Neddo’s craftsmanship harkens back to the days when the quality of a person’s work was their only advertisement and this book is impressive! He presents techniques in an approachable way with plenty for both the novice and seasoned artist.
I highly recommend this book! Clear and concise, it has a place in every art studio, every home, every school, and every summer camp. Clear, concise and easy to follow makes this book a pleasure to both use as a how-to book and read through for pleasure.”
– Michael Pewtherer, Author and Wilderness Skills Instructor
As a passionate student and teacher of earth living skills for the past 25 years, I have often given young students the advice to follow their passion and to write, and to add to our ‘field’ of skills and study. Often, I am met with puzzled looks, and a hesitancy, followed by resistance to my ideas.
‘It’s been done’, they say. ‘There are already so many good field guides, and skills books, and nature guides and plant books.’
‘No,’ I tell them. ‘There’s plenty of room for you, too. Just do it, and see what happens. I promise, good things will happen.’
Most of them head off to do their own good things, but few have taken me up on my suggestion.
While I didn’t have the privilege of sharing that advice with him, Nick Neddo, didn’t turn away from the challenge and we are all the richer for it.
His landmark contribution, The Organic Artist, is your Rosetta Stone, if you will, and will unlock your creativity, whether you are an artist or an earth living skills student or instructor.
Seriously. This is it. Your Golden Ticket, to a whole new world and relationship to the wild around you. It opens the doors to a level of exploration that most people haven’t even tried to pass through, because they ‘didn’t know how’ to make their own paints, inks, paper, or pigments. Until now, that’s been a valid point.
It’s a how-to book, through and through, but it’s more than that. It’s a showcase of Nick’s art, made from oak ink, or grapevine charcoal, or beeswax crayons and hand made paper.
Every flip of the page of this fine volume had me saying out loud “Oh, no, he didn’t!” with a huge smile on my face. My glee turned to awe as I realized the depth of his artistic abilities, and the true nature of knowledge he is giving us all.
Each section is thoroughly detailed to provide a working knowledge, although there are probably some readers who might have a steeper learning curve than others depending on their familiarity with the different mediums he shares.
However, if your desire is strong and your inspiration is deep, I know you will find a way to be successful in the making of your own, wild art supplies, and at the same time, find a powerful connection to our beautiful, amazing planet.
Kudos to you, Nick Neddo, on opening the door to a new world for thousands of people.
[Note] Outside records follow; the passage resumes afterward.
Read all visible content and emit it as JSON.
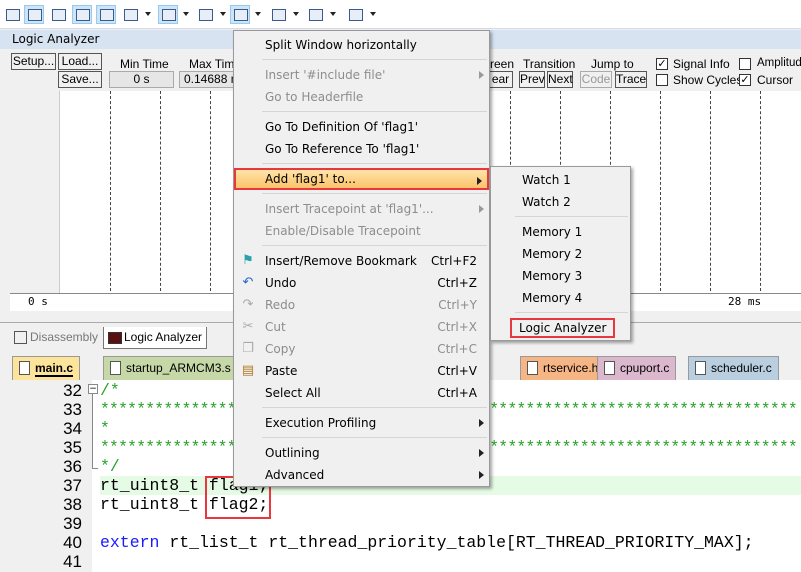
{
  "toolbar": {
    "icons": [
      "command-window-icon",
      "disassembly-window-icon",
      "symbols-window-icon",
      "registers-window-icon",
      "call-stack-icon",
      "watch-windows-icon",
      "memory-windows-icon",
      "serial-windows-icon",
      "analysis-windows-icon",
      "trace-windows-icon",
      "system-viewer-icon",
      "toolbox-icon"
    ]
  },
  "logic_analyzer": {
    "title": "Logic Analyzer",
    "setup": "Setup...",
    "load": "Load...",
    "save": "Save...",
    "min_time_label": "Min Time",
    "min_time_value": "0 s",
    "max_time_label": "Max Time",
    "max_time_value": "0.14688 m",
    "screen_label": "reen",
    "clear_button": "ear",
    "transition_label": "Transition",
    "prev_button": "Prev",
    "next_button": "Next",
    "jump_to_label": "Jump to",
    "code_button": "Code",
    "trace_button": "Trace",
    "signal_info": {
      "label": "Signal Info",
      "checked": true
    },
    "amplitude": {
      "label": "Amplitude",
      "checked": false
    },
    "show_cycles": {
      "label": "Show Cycles",
      "checked": false
    },
    "cursor": {
      "label": "Cursor",
      "checked": true
    },
    "axis_start": "0 s",
    "axis_end": "28 ms"
  },
  "bottom_tabs": [
    {
      "label": "Disassembly",
      "active": false
    },
    {
      "label": "Logic Analyzer",
      "active": true
    }
  ],
  "editor_tabs": [
    {
      "label": "main.c",
      "color": "#fce49a",
      "active": true
    },
    {
      "label": "startup_ARMCM3.s",
      "color": "#c7d8a8"
    },
    {
      "label": "rtservice.h",
      "color": "#f5b585"
    },
    {
      "label": "cpuport.c",
      "color": "#dcb8cf"
    },
    {
      "label": "scheduler.c",
      "color": "#b9cfe0"
    }
  ],
  "code_lines": [
    {
      "num": "32",
      "text": "/*",
      "type": "comment"
    },
    {
      "num": "33",
      "text": "*****************************************************************************",
      "type": "comment"
    },
    {
      "num": "34",
      "text": "*",
      "type": "comment"
    },
    {
      "num": "35",
      "text": "*****************************************************************************",
      "type": "comment"
    },
    {
      "num": "36",
      "text": "*/",
      "type": "comment"
    },
    {
      "num": "37",
      "text": "rt_uint8_t flag1;",
      "type": "current"
    },
    {
      "num": "38",
      "text": "rt_uint8_t flag2;",
      "type": "normal"
    },
    {
      "num": "39",
      "text": "",
      "type": "normal"
    },
    {
      "num": "40",
      "keyword": "extern",
      "text": " rt_list_t rt_thread_priority_table[RT_THREAD_PRIORITY_MAX];",
      "type": "keyword"
    },
    {
      "num": "41",
      "text": "",
      "type": "normal"
    }
  ],
  "context_menu": [
    {
      "label": "Split Window horizontally"
    },
    {
      "sep": true
    },
    {
      "label": "Insert '#include file'",
      "disabled": true,
      "submenu": true
    },
    {
      "label": "Go to Headerfile",
      "disabled": true
    },
    {
      "sep": true
    },
    {
      "label": "Go To Definition Of 'flag1'"
    },
    {
      "label": "Go To Reference To 'flag1'"
    },
    {
      "sep": true
    },
    {
      "label": "Add 'flag1' to...",
      "submenu": true,
      "highlighted": true
    },
    {
      "sep": true
    },
    {
      "label": "Insert Tracepoint at 'flag1'...",
      "disabled": true,
      "submenu": true
    },
    {
      "label": "Enable/Disable Tracepoint",
      "disabled": true
    },
    {
      "sep": true
    },
    {
      "label": "Insert/Remove Bookmark",
      "shortcut": "Ctrl+F2",
      "icon": "bookmark-flag-icon"
    },
    {
      "label": "Undo",
      "shortcut": "Ctrl+Z",
      "icon": "undo-icon"
    },
    {
      "label": "Redo",
      "shortcut": "Ctrl+Y",
      "disabled": true,
      "icon": "redo-icon"
    },
    {
      "label": "Cut",
      "shortcut": "Ctrl+X",
      "disabled": true,
      "icon": "cut-icon"
    },
    {
      "label": "Copy",
      "shortcut": "Ctrl+C",
      "disabled": true,
      "icon": "copy-icon"
    },
    {
      "label": "Paste",
      "shortcut": "Ctrl+V",
      "icon": "paste-icon"
    },
    {
      "label": "Select All",
      "shortcut": "Ctrl+A"
    },
    {
      "sep": true
    },
    {
      "label": "Execution Profiling",
      "submenu": true
    },
    {
      "sep": true
    },
    {
      "label": "Outlining",
      "submenu": true
    },
    {
      "label": "Advanced",
      "submenu": true
    }
  ],
  "submenu": [
    {
      "label": "Watch 1"
    },
    {
      "label": "Watch 2"
    },
    {
      "sep": true
    },
    {
      "label": "Memory 1"
    },
    {
      "label": "Memory 2"
    },
    {
      "label": "Memory 3"
    },
    {
      "label": "Memory 4"
    },
    {
      "sep": true
    },
    {
      "label": "Logic Analyzer",
      "boxed": true
    }
  ],
  "colors": {
    "highlight_box": "#e8383d",
    "menu_highlight": "#fbc36b",
    "comment": "#2aa22a",
    "keyword": "#1a1aff",
    "current_line": "#e6fbe6"
  }
}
Thank you for this gift and labor of love. We are in your debt!
Hawk Circle Wilderness Education Executive Director